_REQUIRED WORK:_ The whole listing that follows, pictures excepted, should be printed again exactly as given.
--- DATA EXTRACTS ---
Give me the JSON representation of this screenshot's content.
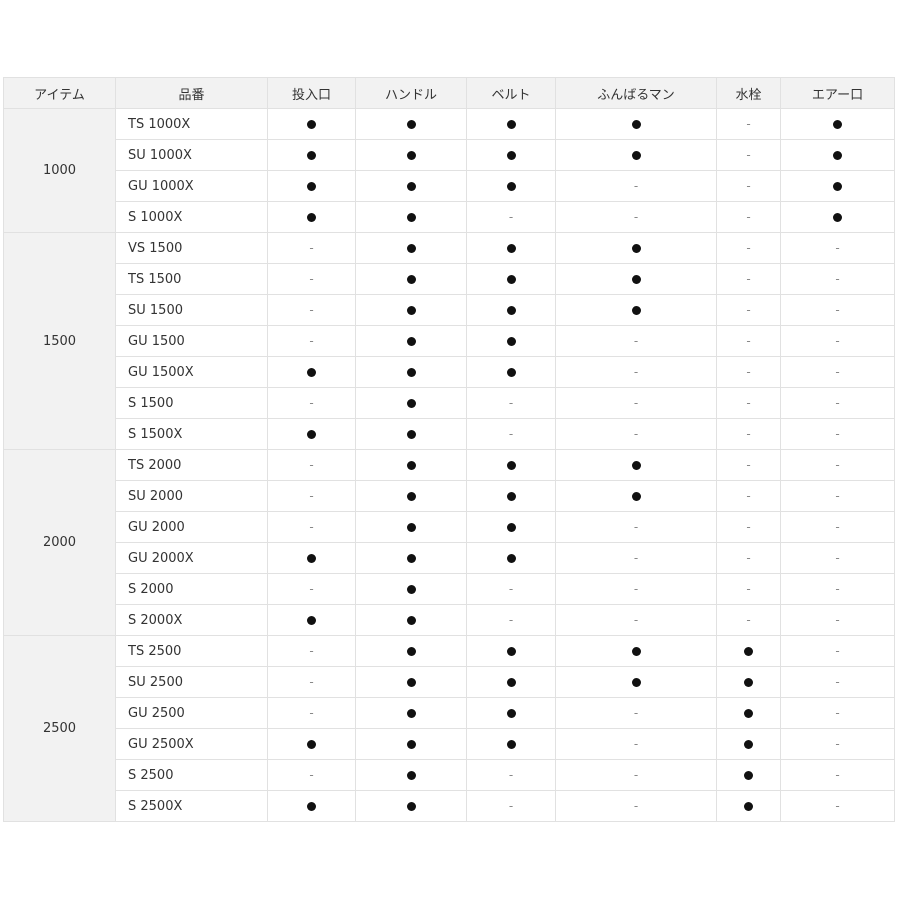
{
  "table": {
    "columns": [
      "アイテム",
      "品番",
      "投入口",
      "ハンドル",
      "ベルト",
      "ふんばるマン",
      "水栓",
      "エアー口"
    ],
    "yes_symbol": "●",
    "no_symbol": "-",
    "groups": [
      {
        "item": "1000",
        "rows": [
          {
            "model": "TS 1000X",
            "flags": [
              1,
              1,
              1,
              1,
              0,
              1
            ]
          },
          {
            "model": "SU 1000X",
            "flags": [
              1,
              1,
              1,
              1,
              0,
              1
            ]
          },
          {
            "model": "GU 1000X",
            "flags": [
              1,
              1,
              1,
              0,
              0,
              1
            ]
          },
          {
            "model": "S 1000X",
            "flags": [
              1,
              1,
              0,
              0,
              0,
              1
            ]
          }
        ]
      },
      {
        "item": "1500",
        "rows": [
          {
            "model": "VS 1500",
            "flags": [
              0,
              1,
              1,
              1,
              0,
              0
            ]
          },
          {
            "model": "TS 1500",
            "flags": [
              0,
              1,
              1,
              1,
              0,
              0
            ]
          },
          {
            "model": "SU 1500",
            "flags": [
              0,
              1,
              1,
              1,
              0,
              0
            ]
          },
          {
            "model": "GU 1500",
            "flags": [
              0,
              1,
              1,
              0,
              0,
              0
            ]
          },
          {
            "model": "GU 1500X",
            "flags": [
              1,
              1,
              1,
              0,
              0,
              0
            ]
          },
          {
            "model": "S 1500",
            "flags": [
              0,
              1,
              0,
              0,
              0,
              0
            ]
          },
          {
            "model": "S 1500X",
            "flags": [
              1,
              1,
              0,
              0,
              0,
              0
            ]
          }
        ]
      },
      {
        "item": "2000",
        "rows": [
          {
            "model": "TS 2000",
            "flags": [
              0,
              1,
              1,
              1,
              0,
              0
            ]
          },
          {
            "model": "SU 2000",
            "flags": [
              0,
              1,
              1,
              1,
              0,
              0
            ]
          },
          {
            "model": "GU 2000",
            "flags": [
              0,
              1,
              1,
              0,
              0,
              0
            ]
          },
          {
            "model": "GU 2000X",
            "flags": [
              1,
              1,
              1,
              0,
              0,
              0
            ]
          },
          {
            "model": "S 2000",
            "flags": [
              0,
              1,
              0,
              0,
              0,
              0
            ]
          },
          {
            "model": "S 2000X",
            "flags": [
              1,
              1,
              0,
              0,
              0,
              0
            ]
          }
        ]
      },
      {
        "item": "2500",
        "rows": [
          {
            "model": "TS 2500",
            "flags": [
              0,
              1,
              1,
              1,
              1,
              0
            ]
          },
          {
            "model": "SU 2500",
            "flags": [
              0,
              1,
              1,
              1,
              1,
              0
            ]
          },
          {
            "model": "GU 2500",
            "flags": [
              0,
              1,
              1,
              0,
              1,
              0
            ]
          },
          {
            "model": "GU 2500X",
            "flags": [
              1,
              1,
              1,
              0,
              1,
              0
            ]
          },
          {
            "model": "S 2500",
            "flags": [
              0,
              1,
              0,
              0,
              1,
              0
            ]
          },
          {
            "model": "S 2500X",
            "flags": [
              1,
              1,
              0,
              0,
              1,
              0
            ]
          }
        ]
      }
    ]
  }
}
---
_WORKED SOLUTION:_
Give me the JSON representation of this screenshot's content.
{
  "table": {
    "columns": [
      "アイテム",
      "品番",
      "投入口",
      "ハンドル",
      "ベルト",
      "ふんばるマン",
      "水栓",
      "エアー口"
    ],
    "yes_symbol": "●",
    "no_symbol": "-",
    "groups": [
      {
        "item": "1000",
        "rows": [
          {
            "model": "TS 1000X",
            "flags": [
              1,
              1,
              1,
              1,
              0,
              1
            ]
          },
          {
            "model": "SU 1000X",
            "flags": [
              1,
              1,
              1,
              1,
              0,
              1
            ]
          },
          {
            "model": "GU 1000X",
            "flags": [
              1,
              1,
              1,
              0,
              0,
              1
            ]
          },
          {
            "model": "S 1000X",
            "flags": [
              1,
              1,
              0,
              0,
              0,
              1
            ]
          }
        ]
      },
      {
        "item": "1500",
        "rows": [
          {
            "model": "VS 1500",
            "flags": [
              0,
              1,
              1,
              1,
              0,
              0
            ]
          },
          {
            "model": "TS 1500",
            "flags": [
              0,
              1,
              1,
              1,
              0,
              0
            ]
          },
          {
            "model": "SU 1500",
            "flags": [
              0,
              1,
              1,
              1,
              0,
              0
            ]
          },
          {
            "model": "GU 1500",
            "flags": [
              0,
              1,
              1,
              0,
              0,
              0
            ]
          },
          {
            "model": "GU 1500X",
            "flags": [
              1,
              1,
              1,
              0,
              0,
              0
            ]
          },
          {
            "model": "S 1500",
            "flags": [
              0,
              1,
              0,
              0,
              0,
              0
            ]
          },
          {
            "model": "S 1500X",
            "flags": [
              1,
              1,
              0,
              0,
              0,
              0
            ]
          }
        ]
      },
      {
        "item": "2000",
        "rows": [
          {
            "model": "TS 2000",
            "flags": [
              0,
              1,
              1,
              1,
              0,
              0
            ]
          },
          {
            "model": "SU 2000",
            "flags": [
              0,
              1,
              1,
              1,
              0,
              0
            ]
          },
          {
            "model": "GU 2000",
            "flags": [
              0,
              1,
              1,
              0,
              0,
              0
            ]
          },
          {
            "model": "GU 2000X",
            "flags": [
              1,
              1,
              1,
              0,
              0,
              0
            ]
          },
          {
            "model": "S 2000",
            "flags": [
              0,
              1,
              0,
              0,
              0,
              0
            ]
          },
          {
            "model": "S 2000X",
            "flags": [
              1,
              1,
              0,
              0,
              0,
              0
            ]
          }
        ]
      },
      {
        "item": "2500",
        "rows": [
          {
            "model": "TS 2500",
            "flags": [
              0,
              1,
              1,
              1,
              1,
              0
            ]
          },
          {
            "model": "SU 2500",
            "flags": [
              0,
              1,
              1,
              1,
              1,
              0
            ]
          },
          {
            "model": "GU 2500",
            "flags": [
              0,
              1,
              1,
              0,
              1,
              0
            ]
          },
          {
            "model": "GU 2500X",
            "flags": [
              1,
              1,
              1,
              0,
              1,
              0
            ]
          },
          {
            "model": "S 2500",
            "flags": [
              0,
              1,
              0,
              0,
              1,
              0
            ]
          },
          {
            "model": "S 2500X",
            "flags": [
              1,
              1,
              0,
              0,
              1,
              0
            ]
          }
        ]
      }
    ]
  }
}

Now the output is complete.